veal stew with fennel and tomatoes
veal stew dish with flavor plus!
This recipe, courtesy of my daughter Sarah, is derived from a veal stew recipe printed in the New York Times in the sixties. The type face of the printing of the original is a little antique, but the great flavors are totally modern.
With Pernod is it still Italian? Whatever. The fennel and the Pernod combine to give the veal a superb flavor, worthy of any nationality, and a delight on anyone's table.
Fettuccine or pappardelle make a wonderful base for the stew, as does polenta. Terrific options.
Pat the veal pieces with a paper towel until they are dry. Spread flour on a piece of waxed paper. Add salt and pepper to the flour. Roll the veal pieces in the flour so they are fairly completely covered. Shake off the excess. (If you are doing the browning in batches, see below, probably best to do the flouring batch by batch also).
Put two tablespoons of oil into a large Dutch oven or casserole. Get the oil hot. Brown the veal. The veal pieces should not touch in the browning process, so do the browning in batches. Roll the pieces so they are browned all over. When well browned transfer them to a bowl.
Peel the onions, and then cut each of the small onions into quarters.
Add the remaining oil to the casserole. Heat. Add the garlic and let it sizzle, about twenty seconds. Add the onion, carrot, and fennel. Cook them over a medium heat, stirring constantly, until they are just starting to brown.
Return the veal, and any accumulated juices to the pan. Add the tarragon, a teaspoon of salt and a few twists of the pepper mill.
Add the Pernod -- the pan should be hot enough so it sizzles. Scrape up the juices from the bottom with a wooden spatula,
Add the tomatoes and their juices. Bring to a simmer. Cover and continue to simmer, stirring fairly regularly, for about 40-50 minutes. They key is the veal: it must be tender. If the stew is getting too dry or thick, add chicken stock.

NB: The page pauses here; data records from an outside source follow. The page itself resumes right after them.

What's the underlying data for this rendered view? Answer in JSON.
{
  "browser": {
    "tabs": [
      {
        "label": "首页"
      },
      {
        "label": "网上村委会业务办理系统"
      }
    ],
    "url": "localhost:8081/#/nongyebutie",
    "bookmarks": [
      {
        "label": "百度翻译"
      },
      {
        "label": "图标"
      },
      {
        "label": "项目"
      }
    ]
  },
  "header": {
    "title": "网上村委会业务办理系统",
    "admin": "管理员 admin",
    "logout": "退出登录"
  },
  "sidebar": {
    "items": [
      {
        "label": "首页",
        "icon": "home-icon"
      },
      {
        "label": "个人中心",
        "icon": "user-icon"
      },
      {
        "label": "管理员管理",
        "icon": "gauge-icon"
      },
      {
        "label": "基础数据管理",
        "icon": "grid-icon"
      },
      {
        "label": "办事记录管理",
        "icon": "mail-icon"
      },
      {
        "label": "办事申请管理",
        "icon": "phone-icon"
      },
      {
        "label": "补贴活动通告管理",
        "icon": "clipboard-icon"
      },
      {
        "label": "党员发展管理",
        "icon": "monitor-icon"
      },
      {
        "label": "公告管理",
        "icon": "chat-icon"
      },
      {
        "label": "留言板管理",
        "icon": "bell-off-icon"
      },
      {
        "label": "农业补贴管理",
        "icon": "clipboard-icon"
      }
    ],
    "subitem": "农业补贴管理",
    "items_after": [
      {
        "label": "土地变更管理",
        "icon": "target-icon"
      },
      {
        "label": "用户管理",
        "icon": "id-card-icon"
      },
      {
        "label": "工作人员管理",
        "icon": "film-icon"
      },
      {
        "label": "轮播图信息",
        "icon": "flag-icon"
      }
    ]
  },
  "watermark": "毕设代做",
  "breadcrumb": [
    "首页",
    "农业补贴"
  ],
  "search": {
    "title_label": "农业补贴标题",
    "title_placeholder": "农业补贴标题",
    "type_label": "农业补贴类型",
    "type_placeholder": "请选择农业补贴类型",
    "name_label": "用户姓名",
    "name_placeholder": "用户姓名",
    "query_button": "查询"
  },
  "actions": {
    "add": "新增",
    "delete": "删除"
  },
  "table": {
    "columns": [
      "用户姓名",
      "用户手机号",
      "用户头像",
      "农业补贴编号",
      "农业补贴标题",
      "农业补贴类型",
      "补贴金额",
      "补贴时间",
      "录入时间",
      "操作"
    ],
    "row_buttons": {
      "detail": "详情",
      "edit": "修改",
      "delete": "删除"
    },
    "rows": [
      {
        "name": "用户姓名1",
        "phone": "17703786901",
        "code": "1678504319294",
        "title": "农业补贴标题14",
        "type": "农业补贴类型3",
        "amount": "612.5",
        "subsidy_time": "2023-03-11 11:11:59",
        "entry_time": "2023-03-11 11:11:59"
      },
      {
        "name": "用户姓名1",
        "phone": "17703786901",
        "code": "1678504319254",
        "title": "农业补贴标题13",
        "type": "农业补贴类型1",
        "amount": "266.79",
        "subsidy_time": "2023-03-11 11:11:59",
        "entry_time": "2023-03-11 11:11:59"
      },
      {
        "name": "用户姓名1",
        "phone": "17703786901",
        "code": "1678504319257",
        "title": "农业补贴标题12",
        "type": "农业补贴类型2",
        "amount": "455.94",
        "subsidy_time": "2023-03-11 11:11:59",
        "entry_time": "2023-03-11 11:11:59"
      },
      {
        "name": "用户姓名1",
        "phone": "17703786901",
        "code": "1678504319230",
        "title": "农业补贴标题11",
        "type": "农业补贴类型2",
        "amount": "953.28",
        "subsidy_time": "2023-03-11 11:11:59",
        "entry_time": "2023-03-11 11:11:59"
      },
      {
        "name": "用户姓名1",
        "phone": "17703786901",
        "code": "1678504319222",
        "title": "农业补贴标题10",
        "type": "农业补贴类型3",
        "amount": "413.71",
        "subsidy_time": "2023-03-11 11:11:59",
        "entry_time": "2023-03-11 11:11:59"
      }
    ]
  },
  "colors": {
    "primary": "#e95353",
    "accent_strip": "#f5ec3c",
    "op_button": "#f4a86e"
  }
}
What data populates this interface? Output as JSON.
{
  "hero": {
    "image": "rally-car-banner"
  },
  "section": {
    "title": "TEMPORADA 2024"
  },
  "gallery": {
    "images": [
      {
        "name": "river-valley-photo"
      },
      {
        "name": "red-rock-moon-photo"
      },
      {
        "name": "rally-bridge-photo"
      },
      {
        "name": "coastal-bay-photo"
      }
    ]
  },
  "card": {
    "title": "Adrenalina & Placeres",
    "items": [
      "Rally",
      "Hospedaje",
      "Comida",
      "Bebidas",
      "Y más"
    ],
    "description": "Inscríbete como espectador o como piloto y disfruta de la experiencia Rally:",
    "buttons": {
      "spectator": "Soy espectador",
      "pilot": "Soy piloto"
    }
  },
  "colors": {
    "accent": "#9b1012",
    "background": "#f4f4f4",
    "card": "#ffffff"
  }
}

Taste for seasonings and serve on the hot pasta or polenta.